Data shown>
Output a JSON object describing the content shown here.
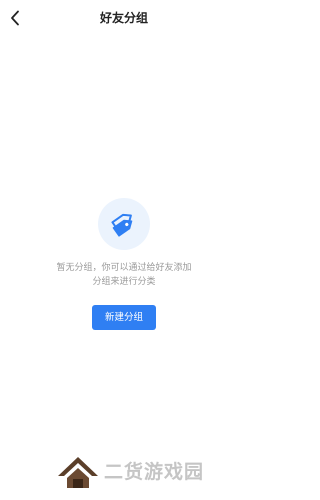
{
  "header": {
    "title": "好友分组",
    "back_icon": "chevron-left-icon"
  },
  "empty_state": {
    "icon": "tags-icon",
    "message": "暂无分组，你可以通过给好友添加分组来进行分类",
    "button_label": "新建分组"
  },
  "watermark": {
    "text": "二货游戏园",
    "logo_icon": "house-logo-icon"
  },
  "colors": {
    "accent": "#2f7ff3",
    "icon_background": "#ebf3fd",
    "title_text": "#222222",
    "hint_text": "#9a9a9a",
    "page_background": "#ffffff"
  }
}
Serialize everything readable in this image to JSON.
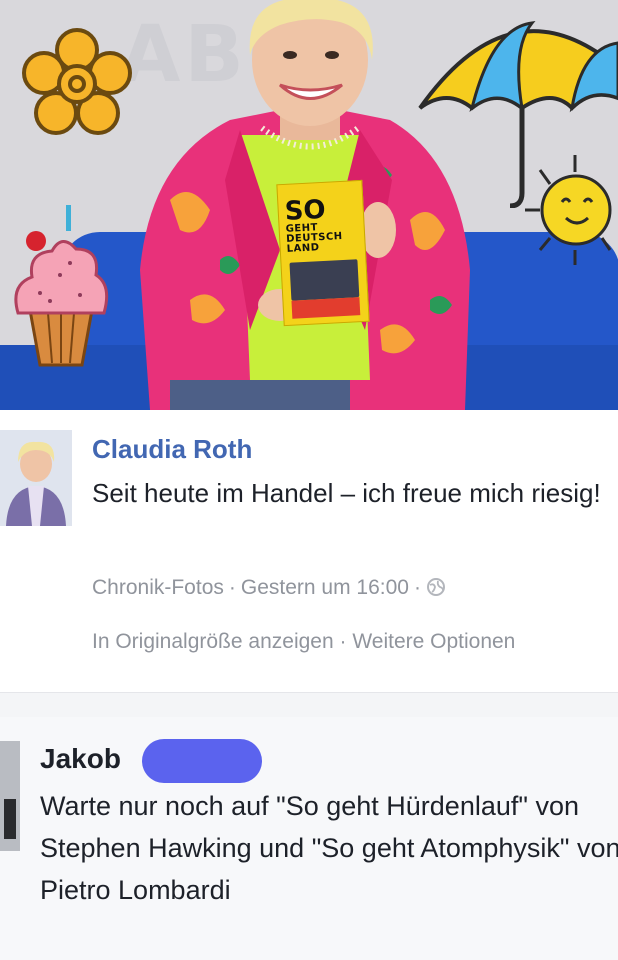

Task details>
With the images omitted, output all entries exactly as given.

Your solution>
Output a JSON object describing the content shown here.
{
  "header": {
    "title": "好友分组",
    "back_icon": "chevron-left-icon"
  },
  "empty_state": {
    "icon": "tags-icon",
    "message": "暂无分组，你可以通过给好友添加分组来进行分类",
    "button_label": "新建分组"
  },
  "watermark": {
    "text": "二货游戏园",
    "logo_icon": "house-logo-icon"
  },
  "colors": {
    "accent": "#2f7ff3",
    "icon_background": "#ebf3fd",
    "title_text": "#222222",
    "hint_text": "#9a9a9a",
    "page_background": "#ffffff"
  }
}
Serialize everything readable in this image to JSON.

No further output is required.